Giles Marshall 11.11am
Andrew Mitchell is an arrogant fool who should have kept his mouth shut, adopted a bit of humility and did what he was told when he left Downing Street on Wednesday night.
He might thus have saved himself and the Government a good deal of trouble, but the fuss over his alleged outburst is indicative of much deeper and more serious problems.
First, there has been an extraordinary sea change – yet to be fully remarked on I think – between the Tories and the police force. From the time of the Bobbies’ formation by the Tory Home Secretary, Sir Robert Peel, there has been an almost symbiotic relationship between the police and the Conservative party. It reached its apogee under Margaret Thatcher, but in the mere two years of the Coalition government it seems to have all but collapsed.

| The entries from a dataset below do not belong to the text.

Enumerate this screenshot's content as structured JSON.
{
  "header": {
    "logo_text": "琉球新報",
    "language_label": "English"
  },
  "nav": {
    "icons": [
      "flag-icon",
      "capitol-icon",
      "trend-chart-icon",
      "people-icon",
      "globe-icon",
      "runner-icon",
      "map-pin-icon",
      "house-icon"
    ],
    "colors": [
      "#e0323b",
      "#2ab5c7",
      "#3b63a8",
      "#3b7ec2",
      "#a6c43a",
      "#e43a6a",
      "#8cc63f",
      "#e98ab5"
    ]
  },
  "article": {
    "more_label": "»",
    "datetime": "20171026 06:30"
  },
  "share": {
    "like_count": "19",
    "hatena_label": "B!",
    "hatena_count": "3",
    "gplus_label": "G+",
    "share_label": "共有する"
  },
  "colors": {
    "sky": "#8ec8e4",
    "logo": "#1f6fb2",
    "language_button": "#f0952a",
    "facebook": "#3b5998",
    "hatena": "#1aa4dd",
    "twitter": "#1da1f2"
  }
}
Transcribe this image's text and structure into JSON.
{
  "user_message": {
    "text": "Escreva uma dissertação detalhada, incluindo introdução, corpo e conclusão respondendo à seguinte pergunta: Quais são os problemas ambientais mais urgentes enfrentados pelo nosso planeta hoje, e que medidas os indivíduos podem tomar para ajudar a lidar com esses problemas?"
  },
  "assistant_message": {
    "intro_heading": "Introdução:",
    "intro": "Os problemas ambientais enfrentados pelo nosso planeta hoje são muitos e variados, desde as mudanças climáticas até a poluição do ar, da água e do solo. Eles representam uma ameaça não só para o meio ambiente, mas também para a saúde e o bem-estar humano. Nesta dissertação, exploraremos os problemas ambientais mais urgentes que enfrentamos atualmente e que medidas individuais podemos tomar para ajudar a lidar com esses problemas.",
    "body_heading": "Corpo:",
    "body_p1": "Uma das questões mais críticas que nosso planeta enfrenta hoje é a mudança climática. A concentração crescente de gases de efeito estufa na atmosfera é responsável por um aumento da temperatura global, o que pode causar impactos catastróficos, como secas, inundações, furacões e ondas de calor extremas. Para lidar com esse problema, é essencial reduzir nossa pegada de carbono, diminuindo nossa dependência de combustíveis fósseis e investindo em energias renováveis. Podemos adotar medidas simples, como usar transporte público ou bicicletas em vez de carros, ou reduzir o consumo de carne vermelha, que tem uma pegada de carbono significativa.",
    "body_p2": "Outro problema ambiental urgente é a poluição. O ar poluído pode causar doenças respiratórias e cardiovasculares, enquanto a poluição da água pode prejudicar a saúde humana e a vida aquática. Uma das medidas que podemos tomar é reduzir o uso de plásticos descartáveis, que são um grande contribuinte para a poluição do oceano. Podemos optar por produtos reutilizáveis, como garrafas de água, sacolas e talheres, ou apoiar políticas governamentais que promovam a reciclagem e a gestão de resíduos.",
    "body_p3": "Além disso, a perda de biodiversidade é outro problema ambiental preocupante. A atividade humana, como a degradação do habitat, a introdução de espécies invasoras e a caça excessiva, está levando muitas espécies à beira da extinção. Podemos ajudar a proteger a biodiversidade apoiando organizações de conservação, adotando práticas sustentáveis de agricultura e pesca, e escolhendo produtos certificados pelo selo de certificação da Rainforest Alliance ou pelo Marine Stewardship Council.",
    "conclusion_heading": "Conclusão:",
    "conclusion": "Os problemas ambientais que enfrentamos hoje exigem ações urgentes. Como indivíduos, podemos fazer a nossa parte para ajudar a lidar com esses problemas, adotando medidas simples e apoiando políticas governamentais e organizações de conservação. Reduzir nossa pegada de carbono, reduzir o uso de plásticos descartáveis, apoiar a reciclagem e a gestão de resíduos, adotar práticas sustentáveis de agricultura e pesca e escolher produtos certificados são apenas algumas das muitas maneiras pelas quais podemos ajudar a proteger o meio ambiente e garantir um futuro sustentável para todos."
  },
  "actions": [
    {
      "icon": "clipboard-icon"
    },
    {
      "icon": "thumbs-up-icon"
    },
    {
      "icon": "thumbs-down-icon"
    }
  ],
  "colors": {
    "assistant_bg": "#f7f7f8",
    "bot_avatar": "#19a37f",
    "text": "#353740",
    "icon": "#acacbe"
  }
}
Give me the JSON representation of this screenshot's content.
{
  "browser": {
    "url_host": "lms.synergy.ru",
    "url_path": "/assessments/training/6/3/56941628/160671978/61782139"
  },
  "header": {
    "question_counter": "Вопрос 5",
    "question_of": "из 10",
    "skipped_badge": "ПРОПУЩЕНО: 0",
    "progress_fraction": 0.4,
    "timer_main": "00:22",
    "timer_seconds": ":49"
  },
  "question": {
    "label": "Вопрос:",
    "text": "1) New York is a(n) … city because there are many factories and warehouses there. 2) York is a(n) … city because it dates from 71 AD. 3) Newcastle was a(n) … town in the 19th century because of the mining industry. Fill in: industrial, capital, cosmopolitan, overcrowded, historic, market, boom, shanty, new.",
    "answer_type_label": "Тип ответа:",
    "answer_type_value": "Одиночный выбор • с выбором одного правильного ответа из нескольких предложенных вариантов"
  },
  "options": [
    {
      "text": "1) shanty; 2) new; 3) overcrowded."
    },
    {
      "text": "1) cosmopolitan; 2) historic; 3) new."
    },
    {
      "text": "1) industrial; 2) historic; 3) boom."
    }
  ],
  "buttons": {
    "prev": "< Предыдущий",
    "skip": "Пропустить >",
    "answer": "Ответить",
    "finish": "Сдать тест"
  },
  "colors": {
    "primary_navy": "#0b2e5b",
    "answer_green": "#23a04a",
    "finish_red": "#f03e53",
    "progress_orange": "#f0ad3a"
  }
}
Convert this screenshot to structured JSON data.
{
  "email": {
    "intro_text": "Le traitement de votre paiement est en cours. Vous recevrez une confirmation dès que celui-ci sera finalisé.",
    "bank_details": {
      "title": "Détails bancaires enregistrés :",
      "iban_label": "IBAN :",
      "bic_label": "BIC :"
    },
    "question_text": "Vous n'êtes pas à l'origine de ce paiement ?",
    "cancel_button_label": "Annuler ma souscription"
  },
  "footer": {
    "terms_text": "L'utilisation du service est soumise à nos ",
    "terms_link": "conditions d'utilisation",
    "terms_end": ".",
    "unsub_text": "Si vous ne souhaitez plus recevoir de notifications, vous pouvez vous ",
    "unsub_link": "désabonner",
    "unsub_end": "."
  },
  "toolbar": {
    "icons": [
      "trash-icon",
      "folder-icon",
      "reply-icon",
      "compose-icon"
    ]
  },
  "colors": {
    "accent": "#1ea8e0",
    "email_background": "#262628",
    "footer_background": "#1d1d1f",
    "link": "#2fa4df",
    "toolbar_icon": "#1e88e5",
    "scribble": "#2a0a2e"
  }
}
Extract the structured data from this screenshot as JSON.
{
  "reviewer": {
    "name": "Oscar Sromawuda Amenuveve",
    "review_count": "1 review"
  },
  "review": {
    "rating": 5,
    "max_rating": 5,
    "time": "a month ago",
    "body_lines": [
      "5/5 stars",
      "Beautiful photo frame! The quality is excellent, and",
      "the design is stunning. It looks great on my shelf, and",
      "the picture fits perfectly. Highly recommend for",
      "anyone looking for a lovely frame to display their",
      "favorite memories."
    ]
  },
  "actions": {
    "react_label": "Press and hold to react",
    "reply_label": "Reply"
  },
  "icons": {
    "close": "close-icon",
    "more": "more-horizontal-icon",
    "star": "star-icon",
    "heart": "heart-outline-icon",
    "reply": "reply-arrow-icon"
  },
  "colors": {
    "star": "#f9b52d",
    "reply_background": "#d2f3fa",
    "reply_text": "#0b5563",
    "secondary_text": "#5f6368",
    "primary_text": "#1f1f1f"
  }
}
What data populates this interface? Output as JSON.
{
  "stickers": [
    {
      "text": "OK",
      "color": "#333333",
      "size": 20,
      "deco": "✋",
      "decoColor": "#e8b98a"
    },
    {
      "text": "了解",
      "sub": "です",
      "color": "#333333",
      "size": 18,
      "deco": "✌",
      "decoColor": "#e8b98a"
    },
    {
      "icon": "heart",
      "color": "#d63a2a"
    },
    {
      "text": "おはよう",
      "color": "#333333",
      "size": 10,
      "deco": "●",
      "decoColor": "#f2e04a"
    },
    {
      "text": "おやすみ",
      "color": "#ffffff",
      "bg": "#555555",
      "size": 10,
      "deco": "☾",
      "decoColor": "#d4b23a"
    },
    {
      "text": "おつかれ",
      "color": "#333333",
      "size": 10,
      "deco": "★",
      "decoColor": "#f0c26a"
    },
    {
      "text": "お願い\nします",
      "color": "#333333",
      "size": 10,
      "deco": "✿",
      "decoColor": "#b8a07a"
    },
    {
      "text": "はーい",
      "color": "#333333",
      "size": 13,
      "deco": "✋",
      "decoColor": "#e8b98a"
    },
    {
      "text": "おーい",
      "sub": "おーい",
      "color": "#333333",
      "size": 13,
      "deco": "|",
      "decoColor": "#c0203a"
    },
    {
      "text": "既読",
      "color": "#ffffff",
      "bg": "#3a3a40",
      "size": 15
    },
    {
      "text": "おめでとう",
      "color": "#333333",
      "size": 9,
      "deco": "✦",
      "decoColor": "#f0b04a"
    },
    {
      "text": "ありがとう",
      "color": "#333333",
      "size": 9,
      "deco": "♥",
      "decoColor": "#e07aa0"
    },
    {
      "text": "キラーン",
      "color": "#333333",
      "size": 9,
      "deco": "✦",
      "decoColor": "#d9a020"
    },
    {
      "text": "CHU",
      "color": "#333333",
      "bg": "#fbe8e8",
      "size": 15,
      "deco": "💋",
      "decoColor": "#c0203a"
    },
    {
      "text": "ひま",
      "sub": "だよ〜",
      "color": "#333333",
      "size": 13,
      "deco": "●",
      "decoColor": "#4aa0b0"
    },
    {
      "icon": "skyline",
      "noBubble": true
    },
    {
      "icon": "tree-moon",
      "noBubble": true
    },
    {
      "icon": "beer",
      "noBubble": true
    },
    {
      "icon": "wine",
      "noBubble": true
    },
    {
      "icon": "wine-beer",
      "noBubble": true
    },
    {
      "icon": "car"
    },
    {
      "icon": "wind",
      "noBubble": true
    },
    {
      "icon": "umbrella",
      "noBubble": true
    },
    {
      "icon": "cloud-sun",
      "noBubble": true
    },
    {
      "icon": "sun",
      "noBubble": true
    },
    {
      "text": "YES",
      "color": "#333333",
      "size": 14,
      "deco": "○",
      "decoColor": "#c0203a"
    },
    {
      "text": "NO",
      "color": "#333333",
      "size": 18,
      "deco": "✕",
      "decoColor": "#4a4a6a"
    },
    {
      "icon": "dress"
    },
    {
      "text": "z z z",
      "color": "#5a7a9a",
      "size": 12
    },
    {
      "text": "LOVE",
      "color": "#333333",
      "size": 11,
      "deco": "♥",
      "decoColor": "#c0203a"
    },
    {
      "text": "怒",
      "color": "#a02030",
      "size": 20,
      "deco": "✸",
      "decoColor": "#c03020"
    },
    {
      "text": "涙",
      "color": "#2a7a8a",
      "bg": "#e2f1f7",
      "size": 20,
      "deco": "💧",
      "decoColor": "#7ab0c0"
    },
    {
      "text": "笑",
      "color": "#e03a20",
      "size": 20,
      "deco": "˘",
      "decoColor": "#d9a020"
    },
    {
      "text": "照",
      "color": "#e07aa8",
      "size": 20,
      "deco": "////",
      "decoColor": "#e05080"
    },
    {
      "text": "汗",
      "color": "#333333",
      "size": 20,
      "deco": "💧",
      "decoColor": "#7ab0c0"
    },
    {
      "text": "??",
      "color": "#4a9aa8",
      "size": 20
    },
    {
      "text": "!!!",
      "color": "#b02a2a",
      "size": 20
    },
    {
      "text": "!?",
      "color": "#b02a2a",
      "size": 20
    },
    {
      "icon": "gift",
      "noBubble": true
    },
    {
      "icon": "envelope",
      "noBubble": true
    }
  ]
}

Theresa May was booed at the Police Federation conference, and the Met’s Police Federation Chairman, John Tully, has lately wasted no time in taking every media opportunity possible to condemn Mr Mitchell.
Now Mr Tully is an intensely political individual. The issue at stake is not so much to do with the way in which policing is conducted. It is far more to do with perceived threats to police pay and conditions. Yet whatever the cause, the Conservative party has opened up a front in their war on public servants that even their most pugilistic leader in days past never dared to.
And the police are only the start of the problem. All over the public sector, the Government is now regarded with little other than suspicion and even loathing. Mr Cameron’s fine words about school sports during the Olympics were – for teachers – hollow sentiments expressed by a man who had presided over the denuding of school sport with such apparent complacency. Meanwhile, Mr Hunt is going to have to bind himself closer to health service professionals than he was even to the Murdochs if he is to have any chance of winning some of them over.
The “public school snob” is the unwelcome description being ascribed to Andrew Mitchell, and there is a real danger for the Government that this becomes more generally applied to them all.
Despite the fact that Michael Gove, for instance, was educated in the state comprehensive sector, or that Mr Cameron himself relied enormously on the NHS during the years of his first son’s health difficulties, the perception persists that this is a team of ministers that sees public services as being only for the poor and non-coping.
It is a disastrous perception. It widens the gap between the governors and the governed to an unacceptable level. Mr Mitchell’s outburst, meanwhile, suggests a sense of entitlement and superiority hardly merited by actions.
Mr Mitchell has made a further statement this morning, which has hardly closed the lid on the matter. Yet I believe that this furore will subside soon enough, with or without his resignation.
What is less likely to go away is the lack of empathy between Mr Cameron’s Government and the people. The recent reshuffle was more ‘lurching to the right’ than appealing to a centrist majority. If he wants to have any chance of recovering the political narrative and being re-elected in 2015, he should return to the modernising roots that served him so well in opposition, and hang the rightists. Battles with his own right-wingers are infinitely preferable to battles with the wider British public.
Giles is a teacher and a former chairman of the TRG. Follow him on Twitter @gilesmarshall